### Exercise brief
Print the whole listing below exactly, skipping every picture.

### Input records

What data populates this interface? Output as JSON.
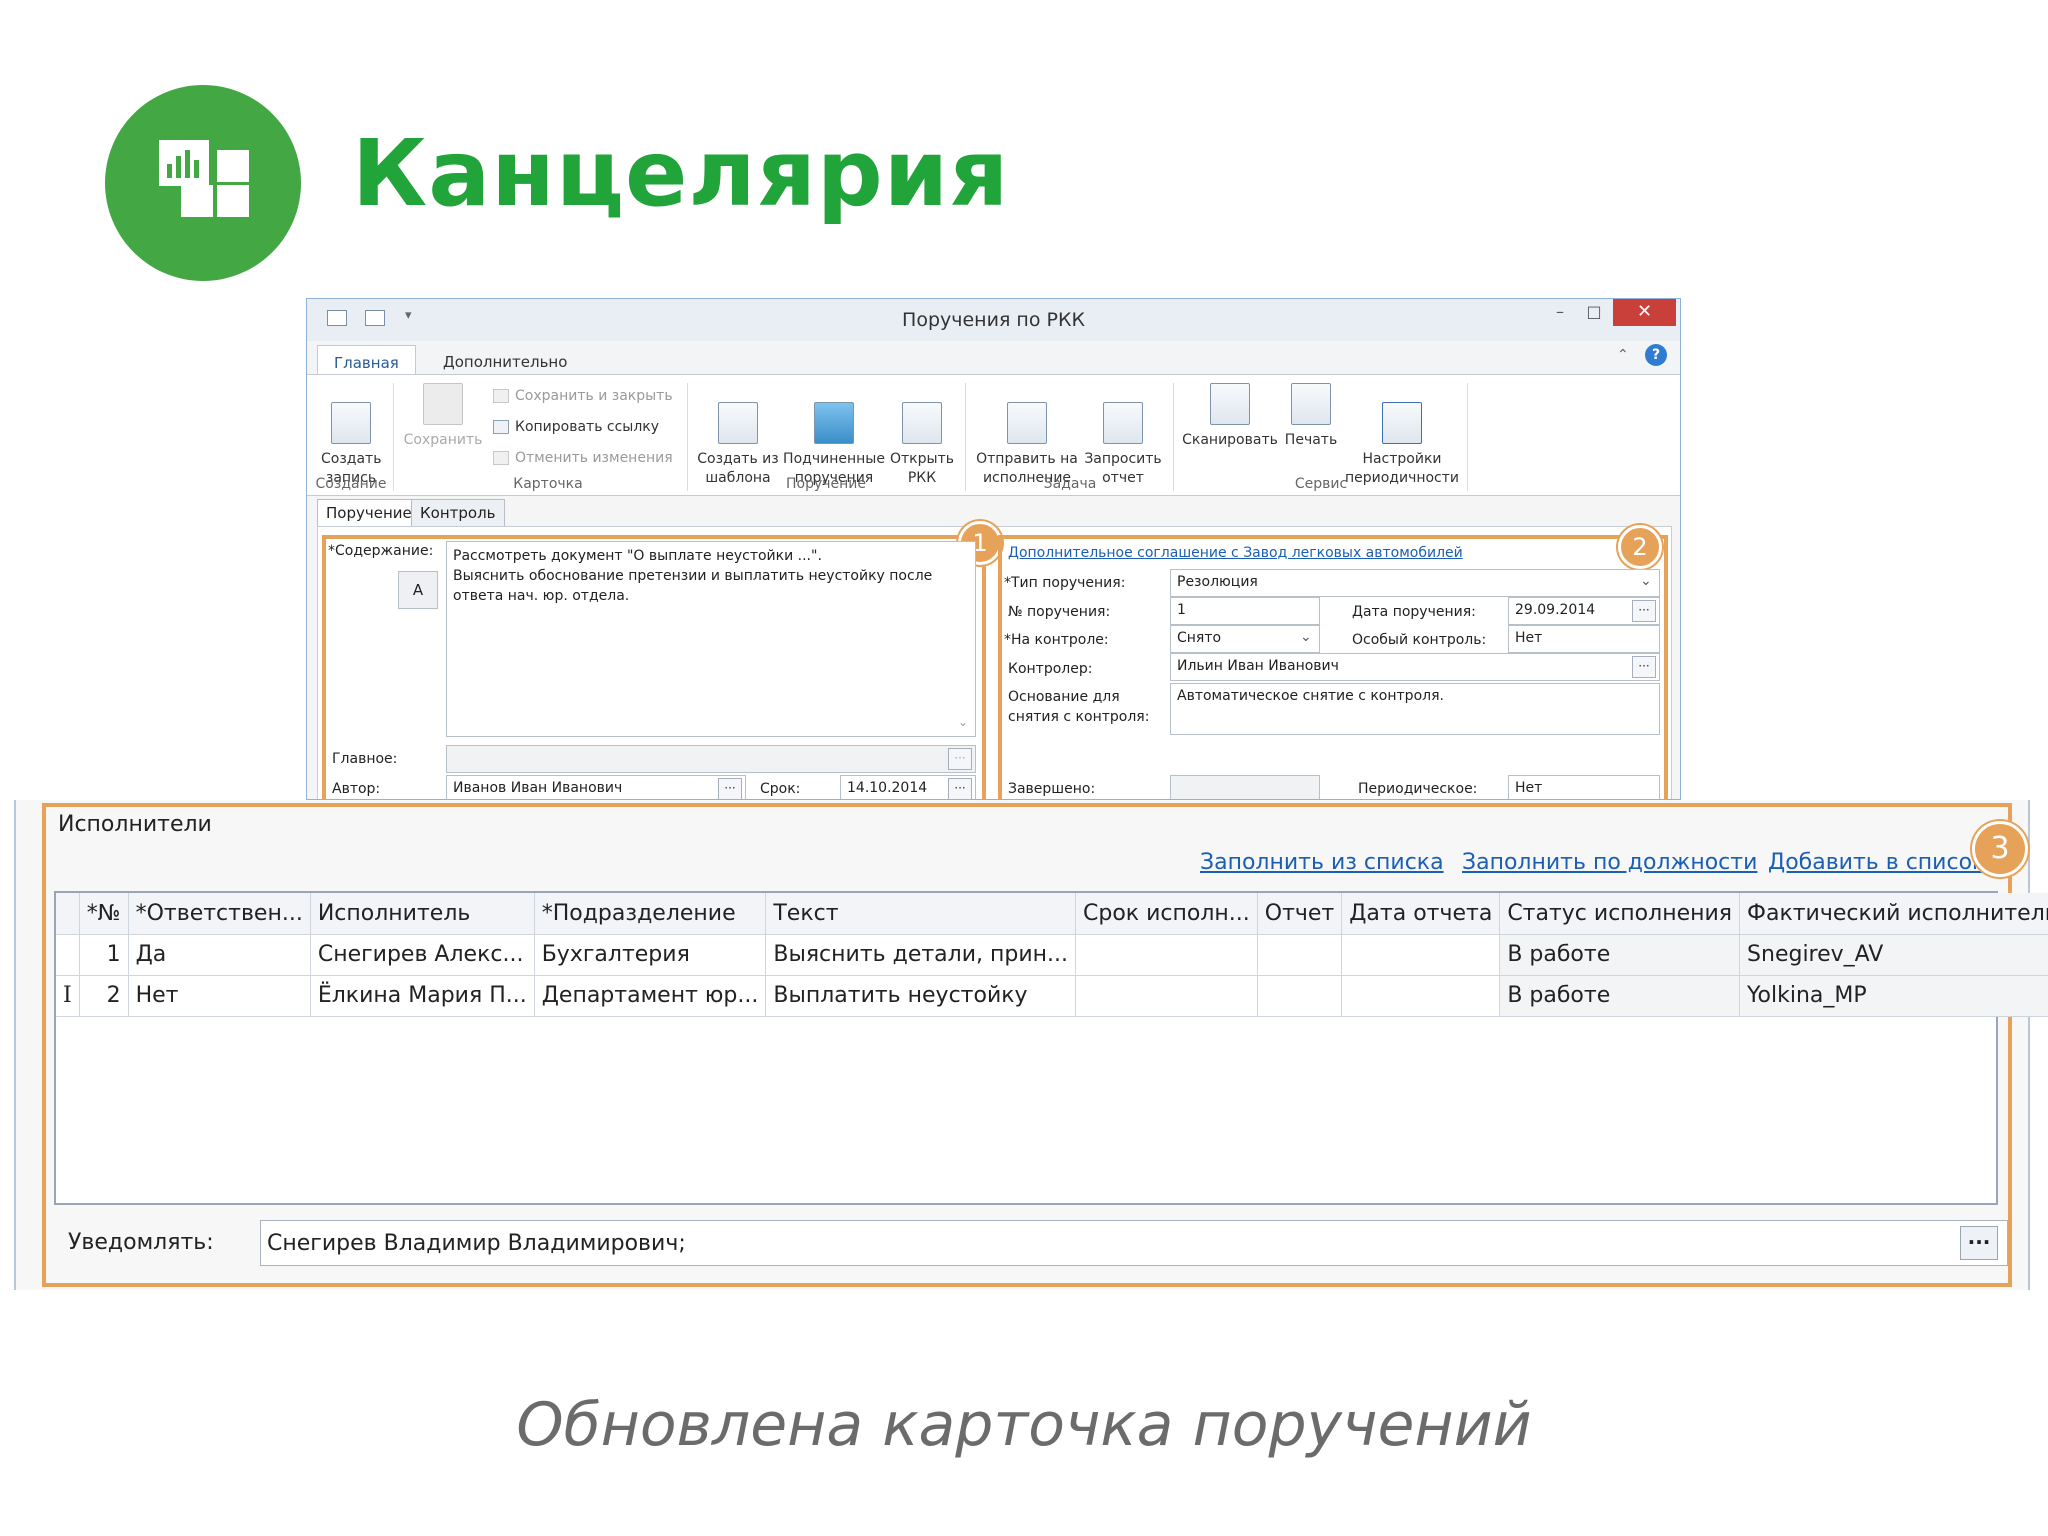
{
  "header": {
    "title": "Канцелярия",
    "logo_icon": "chart-grid-icon",
    "accent": "#43a844"
  },
  "window": {
    "title": "Поручения по РКК",
    "controls": {
      "minimize": "–",
      "maximize": "□",
      "close": "✕"
    },
    "ribbon_tabs": [
      "Главная",
      "Дополнительно"
    ],
    "ribbon": {
      "create_record": "Создать\nзапись",
      "save": "Сохранить",
      "save_close": "Сохранить и закрыть",
      "copy_link": "Копировать ссылку",
      "undo_changes": "Отменить изменения",
      "create_from_template": "Создать из\nшаблона",
      "sub_assignments": "Подчиненные\nпоручения",
      "open_rkk": "Открыть\nРКК",
      "send_execution": "Отправить на\nисполнение",
      "request_report": "Запросить\nотчет",
      "scan": "Сканировать",
      "print": "Печать",
      "periodicity": "Настройки\nпериодичности",
      "groups": {
        "create": "Создание",
        "card": "Карточка",
        "assignment": "Поручение",
        "task": "Задача",
        "service": "Сервис"
      }
    },
    "sub_tabs": [
      "Поручение",
      "Контроль"
    ],
    "left": {
      "content_label": "*Содержание:",
      "font_button": "A",
      "content_text": "Рассмотреть документ \"О выплате неустойки ...\".\nВыяснить обоснование претензии и выплатить неустойку после ответа нач. юр. отдела.",
      "main_label": "Главное:",
      "author_label": "Автор:",
      "author_value": "Иванов Иван Иванович",
      "due_label": "Срок:",
      "due_value": "14.10.2014",
      "badge": "1"
    },
    "right": {
      "link": "Дополнительное соглашение с Завод легковых автомобилей",
      "type_label": "*Тип поручения:",
      "type_value": "Резолюция",
      "num_label": "№ поручения:",
      "num_value": "1",
      "date_label": "Дата поручения:",
      "date_value": "29.09.2014",
      "control_label": "*На контроле:",
      "control_value": "Снято",
      "special_label": "Особый контроль:",
      "special_value": "Нет",
      "controller_label": "Контролер:",
      "controller_value": "Ильин Иван Иванович",
      "reason_label": "Основание для\nснятия с контроля:",
      "reason_value": "Автоматическое снятие с контроля.",
      "completed_label": "Завершено:",
      "periodic_label": "Периодическое:",
      "periodic_value": "Нет",
      "badge": "2"
    }
  },
  "executors": {
    "title": "Исполнители",
    "links": [
      "Заполнить из списка",
      "Заполнить по должности",
      "Добавить в список"
    ],
    "badge": "3",
    "columns": [
      "*№",
      "*Ответствен...",
      "Исполнитель",
      "*Подразделение",
      "Текст",
      "Срок исполн...",
      "Отчет",
      "Дата отчета",
      "Статус исполнения",
      "Фактический исполнитель"
    ],
    "rows": [
      [
        "1",
        "Да",
        "Снегирев Алекс...",
        "Бухгалтерия",
        "Выяснить детали, прин...",
        "",
        "",
        "",
        "В работе",
        "Snegirev_AV"
      ],
      [
        "2",
        "Нет",
        "Ёлкина Мария П...",
        "Департамент юр...",
        "Выплатить неустойку",
        "",
        "",
        "",
        "В работе",
        "Yolkina_MP"
      ]
    ],
    "notify_label": "Уведомлять:",
    "notify_value": "Снегирев Владимир Владимирович;",
    "ellipsis": "···"
  },
  "caption": "Обновлена карточка поручений"
}
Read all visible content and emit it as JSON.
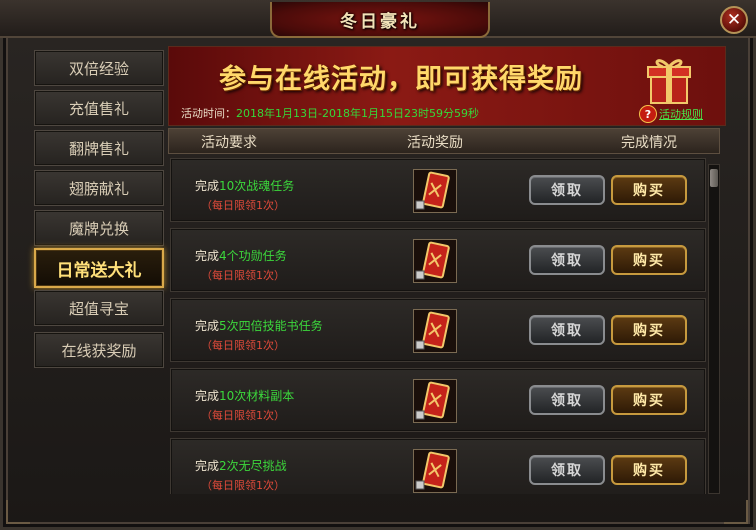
{
  "window": {
    "title": "冬日豪礼",
    "close_label": "✕"
  },
  "sidebar": {
    "items": [
      {
        "label": "双倍经验",
        "active": false
      },
      {
        "label": "充值售礼",
        "active": false
      },
      {
        "label": "翻牌售礼",
        "active": false
      },
      {
        "label": "翅膀献礼",
        "active": false
      },
      {
        "label": "魔牌兑换",
        "active": false
      },
      {
        "label": "日常送大礼",
        "active": true
      },
      {
        "label": "超值寻宝",
        "active": false
      },
      {
        "label": "在线获奖励",
        "active": false
      }
    ]
  },
  "banner": {
    "headline": "参与在线活动，即可获得奖励",
    "time_label": "活动时间：",
    "time_value": "2018年1月13日-2018年1月15日23时59分59秒",
    "rules_label": "活动规则",
    "help_icon": "?"
  },
  "table": {
    "headers": [
      "活动要求",
      "活动奖励",
      "完成情况"
    ],
    "rows": [
      {
        "prefix": "完成",
        "highlight": "10次战魂任务",
        "suffix": "",
        "limit": "（每日限领1次）",
        "reward_icon": "red-card-icon",
        "claim_label": "领取",
        "buy_label": "购买"
      },
      {
        "prefix": "完成",
        "highlight": "4个功勋任务",
        "suffix": "",
        "limit": "（每日限领1次）",
        "reward_icon": "red-card-icon",
        "claim_label": "领取",
        "buy_label": "购买"
      },
      {
        "prefix": "完成",
        "highlight": "5次四倍技能书任务",
        "suffix": "",
        "limit": "（每日限领1次）",
        "reward_icon": "red-card-icon",
        "claim_label": "领取",
        "buy_label": "购买"
      },
      {
        "prefix": "完成",
        "highlight": "10次材料副本",
        "suffix": "",
        "limit": "（每日限领1次）",
        "reward_icon": "red-card-icon",
        "claim_label": "领取",
        "buy_label": "购买"
      },
      {
        "prefix": "完成",
        "highlight": "2次无尽挑战",
        "suffix": "",
        "limit": "（每日限领1次）",
        "reward_icon": "red-card-icon",
        "claim_label": "领取",
        "buy_label": "购买"
      }
    ]
  },
  "colors": {
    "accent_gold": "#d9a94a",
    "highlight_green": "#3cd83c",
    "limit_red": "#e04a3a",
    "banner_red": "#8b1a14"
  }
}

### Result
What data populates this interface? Output as JSON.
{
  "header": {
    "title": "Канцелярия",
    "logo_icon": "chart-grid-icon",
    "accent": "#43a844"
  },
  "window": {
    "title": "Поручения по РКК",
    "controls": {
      "minimize": "–",
      "maximize": "□",
      "close": "✕"
    },
    "ribbon_tabs": [
      "Главная",
      "Дополнительно"
    ],
    "ribbon": {
      "create_record": "Создать\nзапись",
      "save": "Сохранить",
      "save_close": "Сохранить и закрыть",
      "copy_link": "Копировать ссылку",
      "undo_changes": "Отменить изменения",
      "create_from_template": "Создать из\nшаблона",
      "sub_assignments": "Подчиненные\nпоручения",
      "open_rkk": "Открыть\nРКК",
      "send_execution": "Отправить на\nисполнение",
      "request_report": "Запросить\nотчет",
      "scan": "Сканировать",
      "print": "Печать",
      "periodicity": "Настройки\nпериодичности",
      "groups": {
        "create": "Создание",
        "card": "Карточка",
        "assignment": "Поручение",
        "task": "Задача",
        "service": "Сервис"
      }
    },
    "sub_tabs": [
      "Поручение",
      "Контроль"
    ],
    "left": {
      "content_label": "*Содержание:",
      "font_button": "A",
      "content_text": "Рассмотреть документ \"О выплате неустойки ...\".\nВыяснить обоснование претензии и выплатить неустойку после ответа нач. юр. отдела.",
      "main_label": "Главное:",
      "author_label": "Автор:",
      "author_value": "Иванов Иван Иванович",
      "due_label": "Срок:",
      "due_value": "14.10.2014",
      "badge": "1"
    },
    "right": {
      "link": "Дополнительное соглашение с Завод легковых автомобилей",
      "type_label": "*Тип поручения:",
      "type_value": "Резолюция",
      "num_label": "№ поручения:",
      "num_value": "1",
      "date_label": "Дата поручения:",
      "date_value": "29.09.2014",
      "control_label": "*На контроле:",
      "control_value": "Снято",
      "special_label": "Особый контроль:",
      "special_value": "Нет",
      "controller_label": "Контролер:",
      "controller_value": "Ильин Иван Иванович",
      "reason_label": "Основание для\nснятия с контроля:",
      "reason_value": "Автоматическое снятие с контроля.",
      "completed_label": "Завершено:",
      "periodic_label": "Периодическое:",
      "periodic_value": "Нет",
      "badge": "2"
    }
  },
  "executors": {
    "title": "Исполнители",
    "links": [
      "Заполнить из списка",
      "Заполнить по должности",
      "Добавить в список"
    ],
    "badge": "3",
    "columns": [
      "*№",
      "*Ответствен...",
      "Исполнитель",
      "*Подразделение",
      "Текст",
      "Срок исполн...",
      "Отчет",
      "Дата отчета",
      "Статус исполнения",
      "Фактический исполнитель"
    ],
    "rows": [
      [
        "1",
        "Да",
        "Снегирев Алекс...",
        "Бухгалтерия",
        "Выяснить детали, прин...",
        "",
        "",
        "",
        "В работе",
        "Snegirev_AV"
      ],
      [
        "2",
        "Нет",
        "Ёлкина Мария П...",
        "Департамент юр...",
        "Выплатить неустойку",
        "",
        "",
        "",
        "В работе",
        "Yolkina_MP"
      ]
    ],
    "notify_label": "Уведомлять:",
    "notify_value": "Снегирев Владимир Владимирович;",
    "ellipsis": "···"
  },
  "caption": "Обновлена карточка поручений"
}
Read all visible content and emit it as JSON.
{
  "window": {
    "title": "冬日豪礼",
    "close_label": "✕"
  },
  "sidebar": {
    "items": [
      {
        "label": "双倍经验",
        "active": false
      },
      {
        "label": "充值售礼",
        "active": false
      },
      {
        "label": "翻牌售礼",
        "active": false
      },
      {
        "label": "翅膀献礼",
        "active": false
      },
      {
        "label": "魔牌兑换",
        "active": false
      },
      {
        "label": "日常送大礼",
        "active": true
      },
      {
        "label": "超值寻宝",
        "active": false
      },
      {
        "label": "在线获奖励",
        "active": false
      }
    ]
  },
  "banner": {
    "headline": "参与在线活动，即可获得奖励",
    "time_label": "活动时间：",
    "time_value": "2018年1月13日-2018年1月15日23时59分59秒",
    "rules_label": "活动规则",
    "help_icon": "?"
  },
  "table": {
    "headers": [
      "活动要求",
      "活动奖励",
      "完成情况"
    ],
    "rows": [
      {
        "prefix": "完成",
        "highlight": "10次战魂任务",
        "suffix": "",
        "limit": "（每日限领1次）",
        "reward_icon": "red-card-icon",
        "claim_label": "领取",
        "buy_label": "购买"
      },
      {
        "prefix": "完成",
        "highlight": "4个功勋任务",
        "suffix": "",
        "limit": "（每日限领1次）",
        "reward_icon": "red-card-icon",
        "claim_label": "领取",
        "buy_label": "购买"
      },
      {
        "prefix": "完成",
        "highlight": "5次四倍技能书任务",
        "suffix": "",
        "limit": "（每日限领1次）",
        "reward_icon": "red-card-icon",
        "claim_label": "领取",
        "buy_label": "购买"
      },
      {
        "prefix": "完成",
        "highlight": "10次材料副本",
        "suffix": "",
        "limit": "（每日限领1次）",
        "reward_icon": "red-card-icon",
        "claim_label": "领取",
        "buy_label": "购买"
      },
      {
        "prefix": "完成",
        "highlight": "2次无尽挑战",
        "suffix": "",
        "limit": "（每日限领1次）",
        "reward_icon": "red-card-icon",
        "claim_label": "领取",
        "buy_label": "购买"
      }
    ]
  },
  "colors": {
    "accent_gold": "#d9a94a",
    "highlight_green": "#3cd83c",
    "limit_red": "#e04a3a",
    "banner_red": "#8b1a14"
  }
}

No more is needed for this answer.